So in general when we consider Taylor expansions we consider these infinitely differentiable functions, instead of "infinitely differentiable" people often say "smooth". There are notions around for less differentiable functions, but they are not widely used and definitely not standard (by which I mean I don't know enough of them to tell you anything coherent).

In calculus (as developed by Newton or Leibniz or whatever other smart fellow) we learn how to differentiate functions f:ℝn → ℝ. A Riemannian manifold is first of all a "smooth" manifold. This means that we can find coordinates around every point such that the coordinate transformations on overlaps of these coordinates are smooth, i.e. infinitely differentiable. This allows us to define differentiation, and thus smoothness, of functions on the manifold. We simply do it around each point as we do it in calculus.

https://en.wikipedia.org/wiki/Differentiable_manifold
There are many excellent books on this topic. I used the book introduction to manifold by Tu.

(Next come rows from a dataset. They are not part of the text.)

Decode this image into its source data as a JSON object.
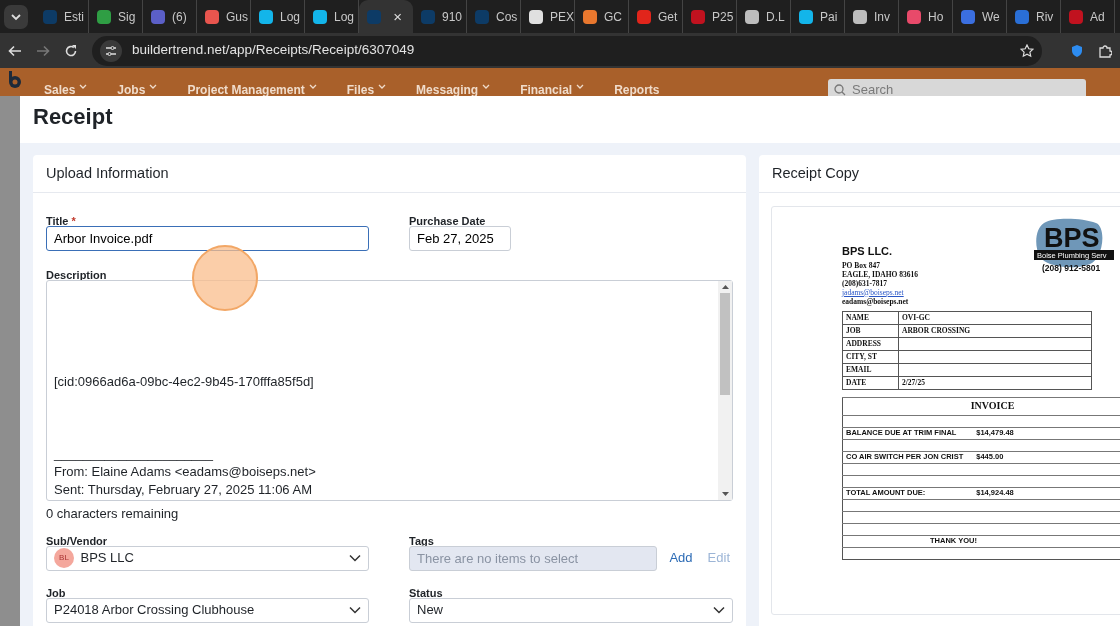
{
  "browser": {
    "tabs": [
      {
        "title": "Esti",
        "color": "#0d3b66",
        "selected": false
      },
      {
        "title": "Sig",
        "color": "#2f9e44",
        "selected": false
      },
      {
        "title": "(6)",
        "color": "#5b5fc7",
        "selected": false
      },
      {
        "title": "Gus",
        "color": "#e8554e",
        "selected": false
      },
      {
        "title": "Log",
        "color": "#13b5ea",
        "selected": false
      },
      {
        "title": "Log",
        "color": "#13b5ea",
        "selected": false
      },
      {
        "close": "×",
        "color": "#0d3b66",
        "selected": true
      },
      {
        "title": "910",
        "color": "#0d3b66",
        "selected": false
      },
      {
        "title": "Cos",
        "color": "#0d3b66",
        "selected": false
      },
      {
        "title": "PEX",
        "color": "#e0e0e0",
        "selected": false
      },
      {
        "title": "GC",
        "color": "#e8772e",
        "selected": false
      },
      {
        "title": "Get",
        "color": "#e1251b",
        "selected": false
      },
      {
        "title": "P25",
        "color": "#c1121f",
        "selected": false
      },
      {
        "title": "D.L",
        "color": "#bdbdbd",
        "selected": false
      },
      {
        "title": "Pai",
        "color": "#13b5ea",
        "selected": false
      },
      {
        "title": "Inv",
        "color": "#bdbdbd",
        "selected": false
      },
      {
        "title": "Ho",
        "color": "#e84a6a",
        "selected": false
      },
      {
        "title": "We",
        "color": "#3b6fe0",
        "selected": false
      },
      {
        "title": "Riv",
        "color": "#2a6fd6",
        "selected": false
      },
      {
        "title": "Ad",
        "color": "#c1121f",
        "selected": false
      }
    ],
    "url": "buildertrend.net/app/Receipts/Receipt/6307049"
  },
  "app_nav": {
    "items": [
      "Sales",
      "Jobs",
      "Project Management",
      "Files",
      "Messaging",
      "Financial",
      "Reports"
    ],
    "search_placeholder": "Search"
  },
  "modal": {
    "title": "Receipt",
    "upload": {
      "heading": "Upload Information",
      "title_field": {
        "label": "Title",
        "required_mark": "*",
        "value": "Arbor Invoice.pdf",
        "focused": true
      },
      "purchase_date": {
        "label": "Purchase Date",
        "value": "Feb 27, 2025"
      },
      "description": {
        "label": "Description",
        "value": "\n\n\n\n\n[cid:0966ad6a-09bc-4ec2-9b45-170fffa85f5d]\n\n\n\n______________________\nFrom: Elaine Adams <eadams@boiseps.net>\nSent: Thursday, February 27, 2025 11:06 AM"
      },
      "characters_remaining": "0 characters remaining",
      "sub_vendor": {
        "label": "Sub/Vendor",
        "avatar": "BL",
        "value": "BPS LLC"
      },
      "tags": {
        "label": "Tags",
        "placeholder": "There are no items to select",
        "add": "Add",
        "edit": "Edit",
        "edit_disabled": true
      },
      "job": {
        "label": "Job",
        "value": "P24018 Arbor Crossing Clubhouse"
      },
      "status": {
        "label": "Status",
        "value": "New"
      }
    },
    "receipt_copy": {
      "heading": "Receipt Copy",
      "document": {
        "logo": {
          "text": "BPS",
          "band": "Boise Plumbing Serv",
          "phone": "(208) 912-5801"
        },
        "company": "BPS LLC.",
        "address_lines": [
          "PO Box 847",
          "EAGLE, IDAHO 83616",
          "(208)631-7817"
        ],
        "link": "jadams@boiseps.net",
        "email": "eadams@boiseps.net",
        "info_rows": [
          {
            "label": "NAME",
            "value": "OVI-GC"
          },
          {
            "label": "JOB",
            "value": "ARBOR CROSSING"
          },
          {
            "label": "ADDRESS"
          },
          {
            "label": "CITY, ST"
          },
          {
            "label": "EMAIL"
          },
          {
            "label": "DATE",
            "value": "2/27/25"
          }
        ],
        "invoice": {
          "title": "INVOICE",
          "rows": [
            {
              "kind": "blank"
            },
            {
              "kind": "item",
              "label": "BALANCE DUE AT TRIM FINAL",
              "amount": "$14,479.48"
            },
            {
              "kind": "blank"
            },
            {
              "kind": "item",
              "label": "CO AIR SWITCH PER JON CRIST",
              "amount": "$445.00"
            },
            {
              "kind": "blank"
            },
            {
              "kind": "blank"
            },
            {
              "kind": "item",
              "label": "TOTAL AMOUNT DUE:",
              "amount": "$14,924.48"
            },
            {
              "kind": "blank"
            },
            {
              "kind": "blank"
            },
            {
              "kind": "blank"
            },
            {
              "kind": "note",
              "text": "THANK YOU!"
            },
            {
              "kind": "blank"
            }
          ]
        }
      }
    }
  }
}
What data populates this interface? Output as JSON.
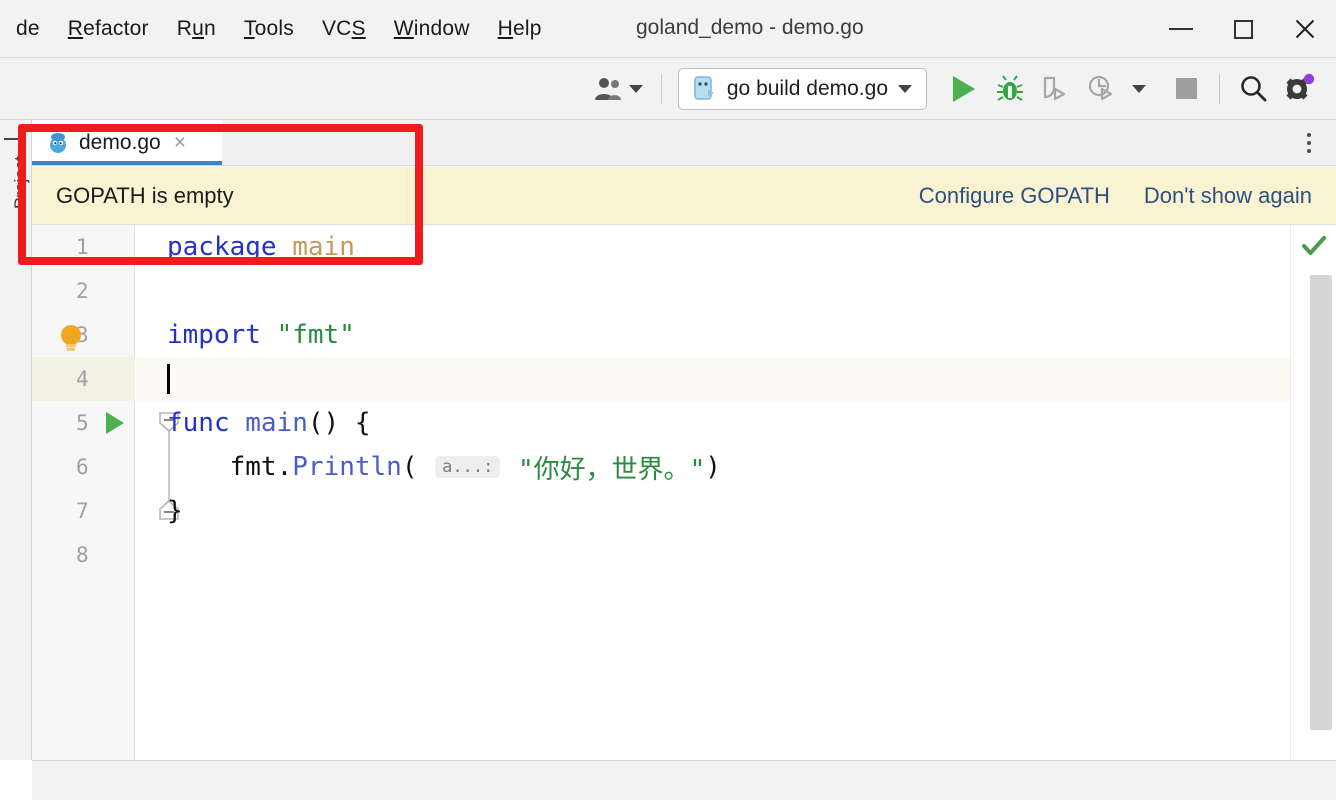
{
  "window": {
    "title": "goland_demo - demo.go",
    "controls": {
      "minimize": "minimize-button",
      "maximize": "maximize-button",
      "close": "close-button"
    }
  },
  "menubar": {
    "items": [
      {
        "label": "de",
        "mnemonic": ""
      },
      {
        "label": "Refactor",
        "mnemonic": "R"
      },
      {
        "label": "Run",
        "mnemonic": "u"
      },
      {
        "label": "Tools",
        "mnemonic": "T"
      },
      {
        "label": "VCS",
        "mnemonic": "S"
      },
      {
        "label": "Window",
        "mnemonic": "W"
      },
      {
        "label": "Help",
        "mnemonic": "H"
      }
    ]
  },
  "toolbar": {
    "avatar_label": "user-avatar",
    "run_config": {
      "label": "go build demo.go",
      "icon": "go-file-icon",
      "dropdown": "chevron-down-icon"
    },
    "actions": [
      {
        "name": "run-button",
        "icon": "play-icon",
        "state": "enabled"
      },
      {
        "name": "debug-button",
        "icon": "bug-icon",
        "state": "enabled"
      },
      {
        "name": "coverage-button",
        "icon": "coverage-icon",
        "state": "disabled"
      },
      {
        "name": "profile-button",
        "icon": "profiler-icon",
        "state": "disabled"
      },
      {
        "name": "stop-button",
        "icon": "stop-icon",
        "state": "disabled"
      },
      {
        "name": "search-button",
        "icon": "search-icon",
        "state": "enabled"
      },
      {
        "name": "settings-button",
        "icon": "gear-icon",
        "state": "enabled",
        "badge_color": "#8b3fe0"
      }
    ]
  },
  "left_tool_strip": {
    "items": [
      {
        "label": "Project",
        "name": "tool-window-project"
      }
    ]
  },
  "tabs": {
    "items": [
      {
        "label": "demo.go",
        "icon": "go-gopher-icon",
        "active": true,
        "close": "×"
      }
    ],
    "overflow_menu": "kebab-menu-icon"
  },
  "notification": {
    "message": "GOPATH is empty",
    "actions": [
      {
        "label": "Configure GOPATH"
      },
      {
        "label": "Don't show again"
      }
    ],
    "background": "#faf3d2",
    "link_color": "#2d4f82"
  },
  "editor": {
    "current_line": 4,
    "inspection_status": "ok-check-icon",
    "lightbulb": "intention-bulb-icon",
    "run_gutter_line": 5,
    "line_numbers": [
      "1",
      "2",
      "3",
      "4",
      "5",
      "6",
      "7",
      "8"
    ],
    "lines": [
      {
        "n": "1",
        "tokens": [
          {
            "t": "package",
            "c": "kw"
          },
          {
            "t": " ",
            "c": "plain"
          },
          {
            "t": "main",
            "c": "pkg"
          }
        ]
      },
      {
        "n": "2",
        "tokens": []
      },
      {
        "n": "3",
        "tokens": [
          {
            "t": "import",
            "c": "kw"
          },
          {
            "t": " ",
            "c": "plain"
          },
          {
            "t": "\"fmt\"",
            "c": "str"
          }
        ]
      },
      {
        "n": "4",
        "tokens": []
      },
      {
        "n": "5",
        "tokens": [
          {
            "t": "func",
            "c": "kw"
          },
          {
            "t": " ",
            "c": "plain"
          },
          {
            "t": "main",
            "c": "fn"
          },
          {
            "t": "() {",
            "c": "plain"
          }
        ]
      },
      {
        "n": "6",
        "tokens": [
          {
            "t": "    fmt",
            "c": "plain"
          },
          {
            "t": ".",
            "c": "plain"
          },
          {
            "t": "Println",
            "c": "fn"
          },
          {
            "t": "( ",
            "c": "plain"
          },
          {
            "t": "a...:",
            "c": "inlay"
          },
          {
            "t": " ",
            "c": "plain"
          },
          {
            "t": "\"你好，世界。\"",
            "c": "str"
          },
          {
            "t": ")",
            "c": "plain"
          }
        ]
      },
      {
        "n": "7",
        "tokens": [
          {
            "t": "}",
            "c": "plain"
          }
        ]
      },
      {
        "n": "8",
        "tokens": []
      }
    ],
    "colors": {
      "keyword": "#2432c7",
      "package_name": "#c39a5a",
      "string": "#2a8a3e",
      "function": "#4a5ec4",
      "plain": "#111111",
      "line_number": "#a0a0a0",
      "current_line_bg": "#fcfaf2"
    }
  },
  "annotation": {
    "type": "highlight-rectangle",
    "color": "#ee1c1c"
  }
}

The Riemann normal coordinates are a special kind of local coordinates that respect certain properties of the Riemannian metric on the Riemannian manifold. So you could indeed use these. My point above was however that the Taylor expansion of a function (which should then be smooth) will not depend on the Riemannian metric. You could calculate it in any local coordinate system around the point.

Now about the simple function x2. Let's say we have a smooth function on our manifold and around the point x0 we can "center" a coordinate system such that this function looks like x2. By center I mean we have a coordinate system such that x0=0 in those coordinates. The the Taylor expansion is exactly x2. both the function and it's first derivative vanish at x0, while ½ times the second derivative is 1 at x0 and the higher derivatives also vanish. If we pick some coordinate system around x0 such that the function looks like x2 (but not a centered one) then we get the Taylor expansion $x_0^2+ 2x_0(x-x_0) +(x-x_0)^2$. Note that we could then have picked the coordinate system $y=x-x_0$ instead which is centered around $x_0$ only then the function looks like $(y+x_0)^2$. We could then Taylor expand with respect to $y$ instead.

I hope this helps a bit, in the last paragraph I was a bit unclear since I used $x_0$ both to denote the point and the value of the point in the coordinate system x. If anything remains unclear or you would like some references to good sources on this topic let me know!
(sorry for the bad typesetting I only figured out how to tex on this forum again after a while).